Mi Kayin villagers in Hpa-an Township held a prayer service for the protection of their land and natural resources threatened by the proposed cement plant on March 29, 2016.
The villagers gathered at the base of Mi Kayin Mountain for the public prayer service after a recently revived proposal to develop a limestone quarry and cement factory near their village.
Mi Kayin community, a coalition of local villagers and Karen environmental civil society groups put out a statement on March 29, 2016 to voice their concerns over the cement plant proposal.
The Mi Kayin community statement quoted Ko Kyaw Hla, a Mi Kayin villager as saying; “We are concerned that the cement project will harm our local environment, health, sustainable livelihoods, and traditional way of life. We pray that the company will respect the voice of the local community, and that our natural resources will be protected for future generations.”

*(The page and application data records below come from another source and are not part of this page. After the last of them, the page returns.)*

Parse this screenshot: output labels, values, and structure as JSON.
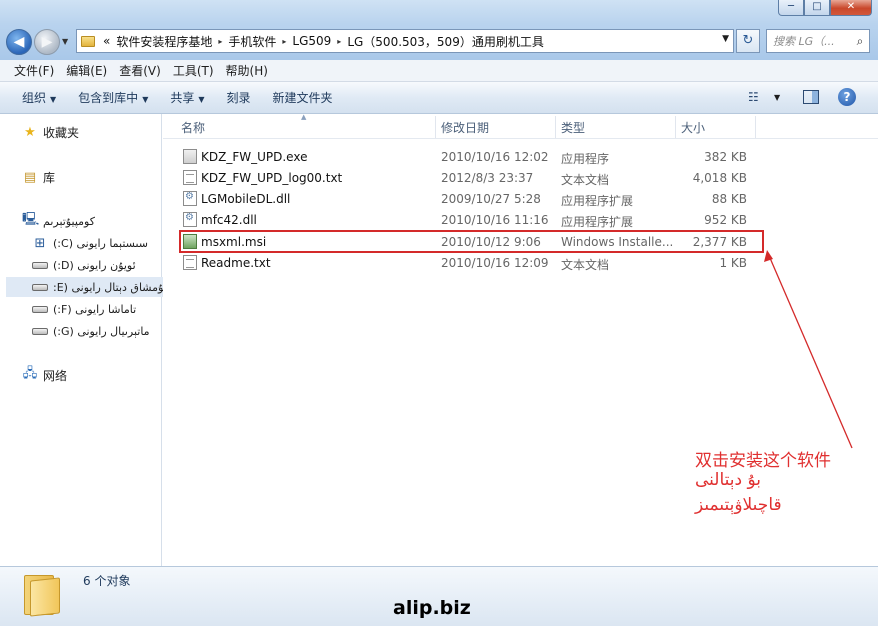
{
  "window": {
    "minimize_label": "─",
    "maximize_label": "□",
    "close_label": "✕"
  },
  "address": {
    "prefix": "«",
    "crumbs": [
      "软件安装程序基地",
      "手机软件",
      "LG509",
      "LG（500.503，509）通用刷机工具"
    ],
    "separator": "▸",
    "refresh_glyph": "↻"
  },
  "search": {
    "placeholder": "搜索 LG（..."
  },
  "menu": [
    "文件(F)",
    "编辑(E)",
    "查看(V)",
    "工具(T)",
    "帮助(H)"
  ],
  "toolbar": {
    "organize": "组织",
    "include_in_library": "包含到库中",
    "share": "共享",
    "burn": "刻录",
    "new_folder": "新建文件夹",
    "help_glyph": "?"
  },
  "nav": {
    "favorites": "收藏夹",
    "libraries": "库",
    "computer": "كومپيۇتېرىم",
    "drives": [
      {
        "label": "سىستېما رايونى (C:)"
      },
      {
        "label": "ئويۇن رايونى (D:)"
      },
      {
        "label": "يۇمشاق دېتال رايونى (E:"
      },
      {
        "label": "تاماشا رايونى (F:)"
      },
      {
        "label": "ماتېرىيال رايونى (G:)"
      }
    ],
    "network": "网络"
  },
  "columns": {
    "name": "名称",
    "date": "修改日期",
    "type": "类型",
    "size": "大小"
  },
  "files": [
    {
      "name": "KDZ_FW_UPD.exe",
      "date": "2010/10/16 12:02",
      "type": "应用程序",
      "size": "382 KB",
      "icon": "exe-icon"
    },
    {
      "name": "KDZ_FW_UPD_log00.txt",
      "date": "2012/8/3 23:37",
      "type": "文本文档",
      "size": "4,018 KB",
      "icon": "text-file-icon"
    },
    {
      "name": "LGMobileDL.dll",
      "date": "2009/10/27 5:28",
      "type": "应用程序扩展",
      "size": "88 KB",
      "icon": "dll-icon"
    },
    {
      "name": "mfc42.dll",
      "date": "2010/10/16 11:16",
      "type": "应用程序扩展",
      "size": "952 KB",
      "icon": "dll-icon"
    },
    {
      "name": "msxml.msi",
      "date": "2010/10/12 9:06",
      "type": "Windows Installe...",
      "size": "2,377 KB",
      "icon": "msi-icon"
    },
    {
      "name": "Readme.txt",
      "date": "2010/10/16 12:09",
      "type": "文本文档",
      "size": "1 KB",
      "icon": "text-file-icon"
    }
  ],
  "annotation": {
    "zh": "双击安装这个软件",
    "ug1": "بۇ دېتالنى",
    "ug2": "قاچىلاۋېتىمىز",
    "color": "#e03030"
  },
  "details": {
    "count": "6 个对象"
  },
  "watermark": "alip.biz"
}
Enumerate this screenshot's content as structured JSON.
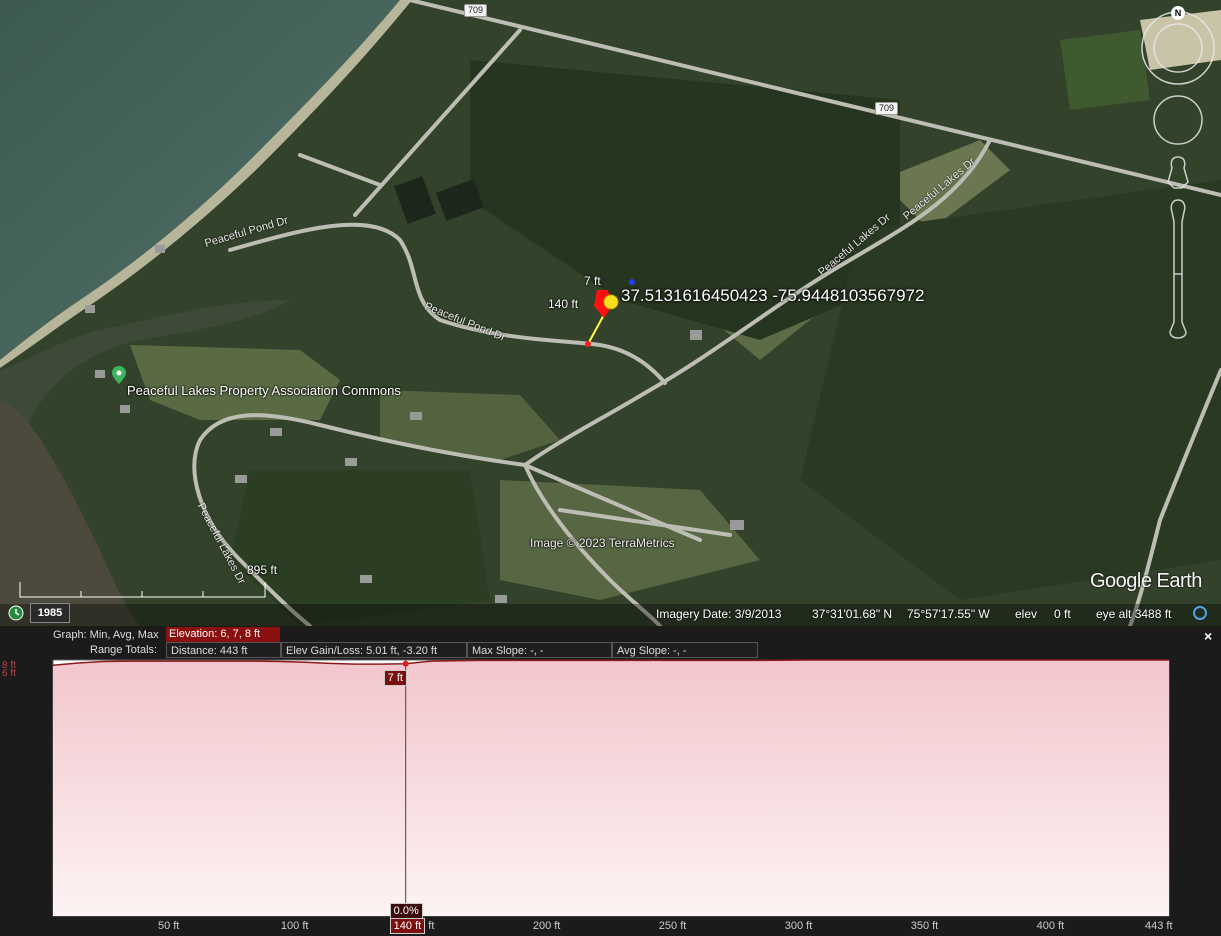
{
  "map": {
    "place_label": "Peaceful Lakes Property Association Commons",
    "roads": {
      "peaceful_pond_dr_1": "Peaceful Pond Dr",
      "peaceful_pond_dr_2": "Peaceful Pond Dr",
      "peaceful_lakes_dr_1": "Peaceful Lakes Dr",
      "peaceful_lakes_dr_2": "Peaceful Lakes Dr",
      "peaceful_lakes_dr_3": "Peaceful Lakes Dr",
      "route_1": "709",
      "route_2": "709"
    },
    "marker_top_label": "7 ft",
    "marker_side_label": "140 ft",
    "coordinates_text": "37.5131616450423 -75.9448103567972",
    "scale_label": "895 ft",
    "attribution": "Image © 2023 TerraMetrics",
    "logo": "Google Earth",
    "compass_letter": "N"
  },
  "status": {
    "historical_year": "1985",
    "imagery_date": "Imagery Date: 3/9/2013",
    "lat": "37°31'01.68\" N",
    "lon": "75°57'17.55\" W",
    "elev_label": "elev",
    "elev_value": "0 ft",
    "eye_alt": "eye alt 3488 ft"
  },
  "profile": {
    "graph_label": "Graph:  Min, Avg, Max",
    "elevation_summary": "Elevation: 6, 7, 8 ft",
    "range_totals_label": "Range Totals:",
    "distance": "Distance: 443 ft",
    "elev_gain_loss": "Elev Gain/Loss: 5.01 ft, -3.20 ft",
    "max_slope": "Max Slope: -, -",
    "avg_slope": "Avg Slope: -, -",
    "close_label": "×",
    "cursor_elevation": "7 ft",
    "cursor_slope": "0.0%",
    "cursor_distance": "140 ft",
    "x_ticks": [
      "50 ft",
      "100 ft",
      "150 ft",
      "200 ft",
      "250 ft",
      "300 ft",
      "350 ft",
      "400 ft",
      "443 ft"
    ],
    "y_ticks": [
      "8 ft",
      "6 ft"
    ],
    "colors": {
      "profile_line": "#8b1a1a",
      "fill_top": "#f2c6cc",
      "fill_bottom": "#fdf3f4",
      "flag": "#7a0f0f"
    }
  },
  "chart_data": {
    "type": "area",
    "xlabel": "",
    "ylabel": "",
    "x": [
      0,
      10,
      20,
      30,
      40,
      50,
      60,
      70,
      80,
      90,
      100,
      110,
      120,
      130,
      140,
      150,
      160,
      170,
      180,
      190,
      200,
      220,
      240,
      260,
      280,
      300,
      320,
      340,
      360,
      380,
      400,
      420,
      443
    ],
    "series": [
      {
        "values": [
          6.6,
          7.2,
          7.6,
          7.7,
          7.7,
          7.7,
          7.7,
          7.7,
          7.7,
          7.6,
          7.4,
          7.1,
          6.9,
          6.9,
          7.0,
          7.7,
          7.8,
          7.9,
          7.9,
          7.9,
          7.9,
          7.9,
          7.9,
          7.9,
          7.9,
          8.0,
          8.0,
          8.0,
          8.0,
          8.0,
          8.0,
          8.0,
          8.0
        ]
      }
    ],
    "xlim": [
      0,
      443
    ],
    "ylim": [
      -60,
      8
    ],
    "cursor_x": 140,
    "grid": true
  }
}
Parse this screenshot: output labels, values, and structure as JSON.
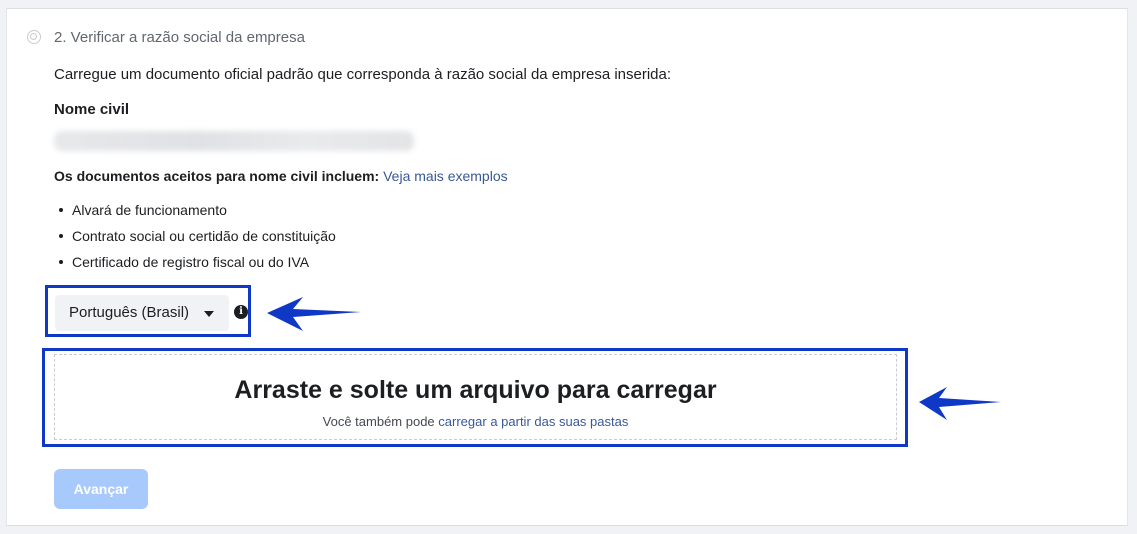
{
  "step": {
    "title": "2. Verificar a razão social da empresa",
    "instructions": "Carregue um documento oficial padrão que corresponda à razão social da empresa inserida:"
  },
  "civil_name": {
    "label": "Nome civil"
  },
  "accepted_docs": {
    "heading": "Os documentos aceitos para nome civil incluem:",
    "link": "Veja mais exemplos",
    "items": [
      "Alvará de funcionamento",
      "Contrato social ou certidão de constituição",
      "Certificado de registro fiscal ou do IVA"
    ]
  },
  "language_select": {
    "value": "Português (Brasil)",
    "icon": "chevron-down-icon",
    "info_icon": "info-icon",
    "info_glyph": "i"
  },
  "upload": {
    "title": "Arraste e solte um arquivo para carregar",
    "subtitle_prefix": "Você também pode",
    "subtitle_link": "carregar a partir das suas pastas"
  },
  "actions": {
    "next_label": "Avançar",
    "next_enabled": false
  },
  "colors": {
    "highlight": "#1038c6",
    "link": "#385898",
    "button_disabled": "#a8c9fb"
  }
}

The first proposal to build a cement plant on Mi Kayin Mountain was put out by the Myanmar Cement and Mineral Production Co. Ltd and Myanmar Ji Dong Cement Co. Ltd in 2013 and 2014, but it was halted after local villagers strongly rejected it.
The proposal has now been revived again last week by Colonel Saw Chit Thu, a central advisory and management member of the Karen Border Guard Force (BGF), a government-backed militia whom the Mi Kayin community claim has a well-known record for corrupt business deals.
On March 19, a pre-consultation meeting organized by Colonel Saw Chit Thu was held in Hpa-an and attended by over 70 people including local villagers, representatives from community based organizations, Karen State government official, Karen Literature and Culture Committee, religious leaders and Karen armed groups such as Karen National Union, Democratic Karen Benevolent Army (DKBA), and Karen Peace Council (KNU/KNLA-PC).
Speaking at the meeting Colonel Saw Chit Thu talked about his plans for the cement factory.
“To build this cement plant, I visited China and observed a cement plant in Yunnan province. Their technology is high. So we’ll use high technology not to affect the environment. If it is allowed, people will get jobs and Karen state will also be developed. This meeting is held to know the public opinion whether we should do it or not.”
According to information shared at the pre-consultation meeting, the proposed cement plant will be invested in by a Chinese company and managed by Colonel Saw Chit Thu’s Chit Lin Myaing Company. The estimated amount of money to be invested in this proposed plant is US $3 billion. The power for the plant will be generated from a coal power plant that is included in the proposal.
During the pre-consultation meeting, Mi Kayin villagers, monks and government officials urged that more time was needed for discussion with the local community. This was supported by the KNU representatives who urge for more time to be taken before proceeding.
Saw Kyaw Hla, a villager from Mi Kayin who attended the pre-consultation meeting said,
“We are very much worried about our mountain. [So far] No one has talked about how much accountability and responsibility will be taken and by who…if the locals don’t accept the plan, don’t misunderstand us.”
Karen community-based-organizations working on social and environmental issues have repeatedly called for all large-scale developments in Karen State to be halted while there is not any meaningful political settlement in the country.
In their press statement, the Mi Kayin community said that “large-scale projects take local peoples’ natural resources and make it difficult for them to practice their sustainable livelihoods. Among these projects in Karen State, the proposed cement project in Mi Karen Village will have some of the worst impacts on local people.”
According to sources from Karen Environmental and Social Action Network (KESAN), Mi Kayin village is one of 11 proposed cement production sites in Hpa-an township, that many fear will cause serious damage to local livelihoods.
In the Mi Kayin community statement, Saw Tha Phoe from KESAN said that economic development for ethnic people should be based on the participation and desires of the local community, and must respect traditional culture and livelihoods. However, most development projects in Karen State have actually created more poverty and trouble for the local people.